_How to complete this task_. Given the entries below, please return each one exactly.

_Records_.
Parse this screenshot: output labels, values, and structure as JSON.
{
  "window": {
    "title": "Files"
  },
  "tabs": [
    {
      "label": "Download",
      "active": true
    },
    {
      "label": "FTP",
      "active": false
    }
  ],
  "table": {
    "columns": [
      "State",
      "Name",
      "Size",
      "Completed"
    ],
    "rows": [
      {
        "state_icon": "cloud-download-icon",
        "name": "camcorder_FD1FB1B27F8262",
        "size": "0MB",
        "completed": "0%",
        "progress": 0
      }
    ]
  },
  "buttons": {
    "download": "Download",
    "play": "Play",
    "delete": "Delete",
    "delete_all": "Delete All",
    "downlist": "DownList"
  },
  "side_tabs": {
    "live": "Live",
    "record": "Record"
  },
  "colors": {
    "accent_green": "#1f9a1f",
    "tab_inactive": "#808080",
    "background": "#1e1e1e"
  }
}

_Answer space_.
Parse this screenshot: output labels, values, and structure as JSON.
{
  "window": {
    "title": "Files"
  },
  "tabs": [
    {
      "label": "Download",
      "active": true
    },
    {
      "label": "FTP",
      "active": false
    }
  ],
  "table": {
    "columns": [
      "State",
      "Name",
      "Size",
      "Completed"
    ],
    "rows": [
      {
        "state_icon": "cloud-download-icon",
        "name": "camcorder_FD1FB1B27F8262",
        "size": "0MB",
        "completed": "0%",
        "progress": 0
      }
    ]
  },
  "buttons": {
    "download": "Download",
    "play": "Play",
    "delete": "Delete",
    "delete_all": "Delete All",
    "downlist": "DownList"
  },
  "side_tabs": {
    "live": "Live",
    "record": "Record"
  },
  "colors": {
    "accent_green": "#1f9a1f",
    "tab_inactive": "#808080",
    "background": "#1e1e1e"
  }
}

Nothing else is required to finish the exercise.